Locked-In: How Congress’s Handcuffs Have Caused Medicaid to Spiral Out of Control
In March of 2020, Congress responded to the COVID-19 pandemic through a series of pieces of federal legislation, including the Families First Coronavirus Response Act (FFCRA). This legislation gave states an additional 6.2 percent in Medicaid funding for traditional Medicaid populations.
However, in exchange for this temporary 6.2 percent bump in states’ federal medical assistance percentage (FMAP), states had to sacrifice control over their Medicaid programs. Specifically, states who accepted the additional funding agreed not to strengthen eligibility standards and methodologies, increase premiums, or even remove individuals from their Medicaid rolls—even if they have become ineligible. The only way in which individuals can be removed from the program is if they voluntarily disenroll or leave the state.
Imagine a criminal robbing a bank, and the police being told that they cannot exercise their law enforcement duties. Imagine a senior being targeted in an online scam, and state prosecutors being told they cannot do anything to stop it. This is precisely the situation states find themselves in as it relates to their Medicaid programs—so long as they continue to accept the federal bump. Instead of “handcuffing” ineligible enrollees committing Medicaid fraud, states have been handcuffed themselves by Congress. And now, as long as states continue to accept the enhanced FMAP increase, they are willingly keeping those handcuffs on when they do not have to.
To make matters worse, Congress disregarded the $600 weekly unemployment bonus during the early stages of the COVID-19 pandemic from counting towards Medicaid eligibility. This was effectively a massive expansion of Medicaid, allowing unemployment enrollees who received, on average, more than $50,000 on an annualized basis to qualify for Medicaid.
And since the FFCRA restrictions remain in effect, those individuals are still unable to be removed from the Medicaid programs—even if they no longer qualify for Medicaid.
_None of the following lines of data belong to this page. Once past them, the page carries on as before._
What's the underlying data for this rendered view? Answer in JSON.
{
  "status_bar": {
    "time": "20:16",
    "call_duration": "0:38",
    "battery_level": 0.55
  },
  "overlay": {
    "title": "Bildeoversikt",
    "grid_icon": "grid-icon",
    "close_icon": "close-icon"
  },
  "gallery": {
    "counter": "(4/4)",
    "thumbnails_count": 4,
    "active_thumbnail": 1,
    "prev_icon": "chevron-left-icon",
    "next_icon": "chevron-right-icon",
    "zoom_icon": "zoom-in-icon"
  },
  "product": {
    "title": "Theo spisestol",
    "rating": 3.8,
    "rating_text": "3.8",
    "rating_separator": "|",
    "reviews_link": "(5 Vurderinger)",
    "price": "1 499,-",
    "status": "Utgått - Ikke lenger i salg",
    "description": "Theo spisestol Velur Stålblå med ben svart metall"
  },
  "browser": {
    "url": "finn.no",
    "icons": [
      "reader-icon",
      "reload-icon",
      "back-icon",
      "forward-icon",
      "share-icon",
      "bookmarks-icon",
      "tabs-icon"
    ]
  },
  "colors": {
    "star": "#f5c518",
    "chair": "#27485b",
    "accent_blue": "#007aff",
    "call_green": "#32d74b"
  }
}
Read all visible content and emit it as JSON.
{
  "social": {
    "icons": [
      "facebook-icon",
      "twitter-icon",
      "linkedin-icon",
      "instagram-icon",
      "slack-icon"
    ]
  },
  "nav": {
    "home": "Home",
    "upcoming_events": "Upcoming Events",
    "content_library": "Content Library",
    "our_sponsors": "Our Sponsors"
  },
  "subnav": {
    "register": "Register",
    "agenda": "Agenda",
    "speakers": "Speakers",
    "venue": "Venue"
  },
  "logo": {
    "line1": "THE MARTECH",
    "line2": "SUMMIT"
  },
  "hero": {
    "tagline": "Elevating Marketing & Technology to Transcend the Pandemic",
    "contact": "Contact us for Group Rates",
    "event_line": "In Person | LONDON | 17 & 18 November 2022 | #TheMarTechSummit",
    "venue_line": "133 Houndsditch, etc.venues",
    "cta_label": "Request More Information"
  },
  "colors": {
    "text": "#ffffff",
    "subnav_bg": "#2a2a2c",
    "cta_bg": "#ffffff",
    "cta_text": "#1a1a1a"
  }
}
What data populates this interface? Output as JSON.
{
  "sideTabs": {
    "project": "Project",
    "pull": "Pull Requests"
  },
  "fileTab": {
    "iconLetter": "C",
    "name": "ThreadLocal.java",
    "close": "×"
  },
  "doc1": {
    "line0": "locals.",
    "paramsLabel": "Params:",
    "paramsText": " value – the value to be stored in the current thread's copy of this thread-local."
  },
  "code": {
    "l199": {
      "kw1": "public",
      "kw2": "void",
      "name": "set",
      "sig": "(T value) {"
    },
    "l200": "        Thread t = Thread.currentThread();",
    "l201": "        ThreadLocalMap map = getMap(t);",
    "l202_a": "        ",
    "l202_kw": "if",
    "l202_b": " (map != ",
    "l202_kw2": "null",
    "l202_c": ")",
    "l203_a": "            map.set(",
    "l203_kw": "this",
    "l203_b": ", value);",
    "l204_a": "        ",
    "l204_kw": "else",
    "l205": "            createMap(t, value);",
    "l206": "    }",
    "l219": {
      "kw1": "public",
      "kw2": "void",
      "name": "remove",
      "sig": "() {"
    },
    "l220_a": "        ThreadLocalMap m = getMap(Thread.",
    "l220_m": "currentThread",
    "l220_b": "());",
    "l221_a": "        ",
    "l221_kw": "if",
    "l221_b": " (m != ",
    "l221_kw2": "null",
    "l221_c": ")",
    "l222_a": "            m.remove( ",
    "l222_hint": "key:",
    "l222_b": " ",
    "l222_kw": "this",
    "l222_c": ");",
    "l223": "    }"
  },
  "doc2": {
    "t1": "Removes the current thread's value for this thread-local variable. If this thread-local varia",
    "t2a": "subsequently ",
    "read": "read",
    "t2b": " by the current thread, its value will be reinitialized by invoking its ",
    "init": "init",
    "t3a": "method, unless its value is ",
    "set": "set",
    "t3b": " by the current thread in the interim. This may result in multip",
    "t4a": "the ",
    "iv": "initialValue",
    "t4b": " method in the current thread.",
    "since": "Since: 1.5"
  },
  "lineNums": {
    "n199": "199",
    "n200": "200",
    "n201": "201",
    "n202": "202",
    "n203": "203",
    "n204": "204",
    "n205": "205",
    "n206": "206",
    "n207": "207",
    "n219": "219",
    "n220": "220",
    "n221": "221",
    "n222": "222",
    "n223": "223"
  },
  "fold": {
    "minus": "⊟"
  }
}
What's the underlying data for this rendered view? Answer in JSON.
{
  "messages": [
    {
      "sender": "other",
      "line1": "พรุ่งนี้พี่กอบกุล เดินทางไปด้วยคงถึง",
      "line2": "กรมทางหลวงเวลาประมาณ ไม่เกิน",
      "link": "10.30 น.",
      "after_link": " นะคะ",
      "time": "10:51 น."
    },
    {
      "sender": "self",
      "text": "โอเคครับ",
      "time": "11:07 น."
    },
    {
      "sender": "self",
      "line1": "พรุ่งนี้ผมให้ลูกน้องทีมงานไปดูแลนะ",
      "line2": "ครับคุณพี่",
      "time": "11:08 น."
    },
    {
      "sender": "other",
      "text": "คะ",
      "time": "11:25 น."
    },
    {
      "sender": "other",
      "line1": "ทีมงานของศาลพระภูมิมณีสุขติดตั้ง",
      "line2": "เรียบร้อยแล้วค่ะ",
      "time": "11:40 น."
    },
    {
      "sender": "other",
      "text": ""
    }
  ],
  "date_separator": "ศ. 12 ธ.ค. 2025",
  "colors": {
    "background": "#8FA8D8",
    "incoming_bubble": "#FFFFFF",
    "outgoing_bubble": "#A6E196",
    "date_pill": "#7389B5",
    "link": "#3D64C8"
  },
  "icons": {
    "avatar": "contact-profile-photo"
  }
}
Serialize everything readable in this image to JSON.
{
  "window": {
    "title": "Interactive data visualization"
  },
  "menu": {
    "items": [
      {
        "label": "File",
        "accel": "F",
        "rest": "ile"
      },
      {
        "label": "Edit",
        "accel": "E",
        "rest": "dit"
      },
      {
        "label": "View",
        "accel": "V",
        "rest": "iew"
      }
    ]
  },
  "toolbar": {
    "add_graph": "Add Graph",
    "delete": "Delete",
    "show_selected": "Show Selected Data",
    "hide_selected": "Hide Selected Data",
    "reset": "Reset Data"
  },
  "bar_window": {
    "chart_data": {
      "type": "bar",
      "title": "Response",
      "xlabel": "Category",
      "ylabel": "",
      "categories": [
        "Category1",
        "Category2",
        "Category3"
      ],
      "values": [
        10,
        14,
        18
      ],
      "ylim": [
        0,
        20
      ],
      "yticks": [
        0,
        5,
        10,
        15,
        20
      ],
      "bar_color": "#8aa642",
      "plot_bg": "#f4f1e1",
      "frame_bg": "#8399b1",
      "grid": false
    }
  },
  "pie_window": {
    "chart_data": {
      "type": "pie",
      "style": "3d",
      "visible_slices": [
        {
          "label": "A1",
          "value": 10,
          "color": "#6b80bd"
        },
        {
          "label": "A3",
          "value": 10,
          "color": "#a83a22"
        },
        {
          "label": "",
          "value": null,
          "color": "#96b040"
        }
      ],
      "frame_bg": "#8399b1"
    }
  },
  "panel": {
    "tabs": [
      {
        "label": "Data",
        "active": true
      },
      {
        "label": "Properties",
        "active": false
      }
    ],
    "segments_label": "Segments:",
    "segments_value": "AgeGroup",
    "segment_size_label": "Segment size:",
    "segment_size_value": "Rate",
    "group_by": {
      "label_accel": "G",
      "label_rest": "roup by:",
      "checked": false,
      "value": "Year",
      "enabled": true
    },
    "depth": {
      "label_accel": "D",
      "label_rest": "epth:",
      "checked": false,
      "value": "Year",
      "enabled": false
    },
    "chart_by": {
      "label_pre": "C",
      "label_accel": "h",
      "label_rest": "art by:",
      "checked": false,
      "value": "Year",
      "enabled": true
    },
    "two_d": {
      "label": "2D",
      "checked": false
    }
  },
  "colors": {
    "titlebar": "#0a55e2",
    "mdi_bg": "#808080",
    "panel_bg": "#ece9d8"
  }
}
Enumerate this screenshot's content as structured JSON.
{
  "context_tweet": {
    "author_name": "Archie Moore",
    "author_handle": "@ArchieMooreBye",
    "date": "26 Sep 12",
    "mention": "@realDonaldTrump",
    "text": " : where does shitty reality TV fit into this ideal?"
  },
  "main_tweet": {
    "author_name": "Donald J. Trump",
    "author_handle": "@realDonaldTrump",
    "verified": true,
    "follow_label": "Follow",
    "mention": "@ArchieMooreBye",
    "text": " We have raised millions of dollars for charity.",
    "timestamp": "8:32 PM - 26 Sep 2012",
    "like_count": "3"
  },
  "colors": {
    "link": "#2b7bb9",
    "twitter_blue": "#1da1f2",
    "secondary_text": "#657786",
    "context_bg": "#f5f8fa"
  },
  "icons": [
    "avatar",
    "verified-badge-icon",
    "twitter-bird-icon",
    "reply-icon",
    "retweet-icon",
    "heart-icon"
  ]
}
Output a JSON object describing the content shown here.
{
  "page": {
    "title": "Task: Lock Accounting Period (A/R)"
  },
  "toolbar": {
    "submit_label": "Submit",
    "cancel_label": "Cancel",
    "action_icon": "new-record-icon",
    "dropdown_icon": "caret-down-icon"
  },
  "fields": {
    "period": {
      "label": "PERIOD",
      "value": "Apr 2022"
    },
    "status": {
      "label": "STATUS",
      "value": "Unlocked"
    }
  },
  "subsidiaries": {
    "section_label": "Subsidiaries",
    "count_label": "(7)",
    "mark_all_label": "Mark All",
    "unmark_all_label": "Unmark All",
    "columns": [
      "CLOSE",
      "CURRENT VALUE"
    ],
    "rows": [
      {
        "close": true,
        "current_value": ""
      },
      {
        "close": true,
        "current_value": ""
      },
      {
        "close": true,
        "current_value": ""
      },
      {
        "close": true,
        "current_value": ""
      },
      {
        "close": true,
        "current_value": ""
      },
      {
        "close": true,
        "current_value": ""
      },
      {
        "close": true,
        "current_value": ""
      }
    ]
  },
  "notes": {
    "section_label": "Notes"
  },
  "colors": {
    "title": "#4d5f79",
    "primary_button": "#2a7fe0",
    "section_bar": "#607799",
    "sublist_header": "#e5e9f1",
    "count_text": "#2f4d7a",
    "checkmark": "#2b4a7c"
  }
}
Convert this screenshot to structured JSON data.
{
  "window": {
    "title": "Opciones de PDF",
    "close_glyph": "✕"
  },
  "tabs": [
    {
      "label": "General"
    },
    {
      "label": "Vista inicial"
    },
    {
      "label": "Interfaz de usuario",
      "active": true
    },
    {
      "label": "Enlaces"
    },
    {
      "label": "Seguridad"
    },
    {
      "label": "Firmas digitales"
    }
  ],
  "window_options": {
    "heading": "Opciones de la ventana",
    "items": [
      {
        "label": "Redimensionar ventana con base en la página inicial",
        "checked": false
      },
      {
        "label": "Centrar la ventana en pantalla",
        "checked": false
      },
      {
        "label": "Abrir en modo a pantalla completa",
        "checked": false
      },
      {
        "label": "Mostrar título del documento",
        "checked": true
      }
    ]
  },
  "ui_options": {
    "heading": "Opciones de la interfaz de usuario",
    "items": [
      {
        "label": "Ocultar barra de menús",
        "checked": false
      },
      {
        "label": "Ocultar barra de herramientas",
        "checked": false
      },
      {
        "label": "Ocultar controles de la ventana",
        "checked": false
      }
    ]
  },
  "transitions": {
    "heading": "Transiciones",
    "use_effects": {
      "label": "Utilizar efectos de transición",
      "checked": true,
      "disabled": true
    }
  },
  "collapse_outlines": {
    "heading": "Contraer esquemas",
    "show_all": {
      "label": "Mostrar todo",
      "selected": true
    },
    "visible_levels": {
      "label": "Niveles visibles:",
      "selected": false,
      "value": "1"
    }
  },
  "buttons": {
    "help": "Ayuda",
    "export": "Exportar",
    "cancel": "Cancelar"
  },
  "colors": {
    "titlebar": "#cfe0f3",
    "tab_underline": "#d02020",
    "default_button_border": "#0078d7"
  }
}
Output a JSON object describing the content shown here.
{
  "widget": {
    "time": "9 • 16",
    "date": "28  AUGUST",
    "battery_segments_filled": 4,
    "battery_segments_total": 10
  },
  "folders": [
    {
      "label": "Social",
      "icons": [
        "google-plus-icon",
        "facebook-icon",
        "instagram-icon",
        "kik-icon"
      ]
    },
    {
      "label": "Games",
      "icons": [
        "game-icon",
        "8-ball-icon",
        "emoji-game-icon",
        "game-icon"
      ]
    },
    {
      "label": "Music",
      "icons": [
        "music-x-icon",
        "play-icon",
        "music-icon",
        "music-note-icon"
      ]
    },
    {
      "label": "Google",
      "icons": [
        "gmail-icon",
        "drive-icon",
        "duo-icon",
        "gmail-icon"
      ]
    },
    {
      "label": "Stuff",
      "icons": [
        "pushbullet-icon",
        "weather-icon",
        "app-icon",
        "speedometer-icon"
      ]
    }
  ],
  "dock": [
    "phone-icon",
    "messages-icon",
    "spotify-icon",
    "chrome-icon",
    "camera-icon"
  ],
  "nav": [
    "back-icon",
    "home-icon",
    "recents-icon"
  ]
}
As a result, states have been faced with the harsh reality of relinquishing control of their Medicaid programs to the federal government. This has created an impossible situation for states with commonsense program integrity laws on the books, which are now in conflict with federal law.
Due to these handcuffs and the unemployment bonus, Medicaid enrollment has spiked to unprecedented levels. In order to comply with the FFCRA, millions of ineligible or potentially ineligible enrollees have had their coverage “protected” or their standard Medicaid redeterminations and renewals delayed, creating a Medicaid crisis.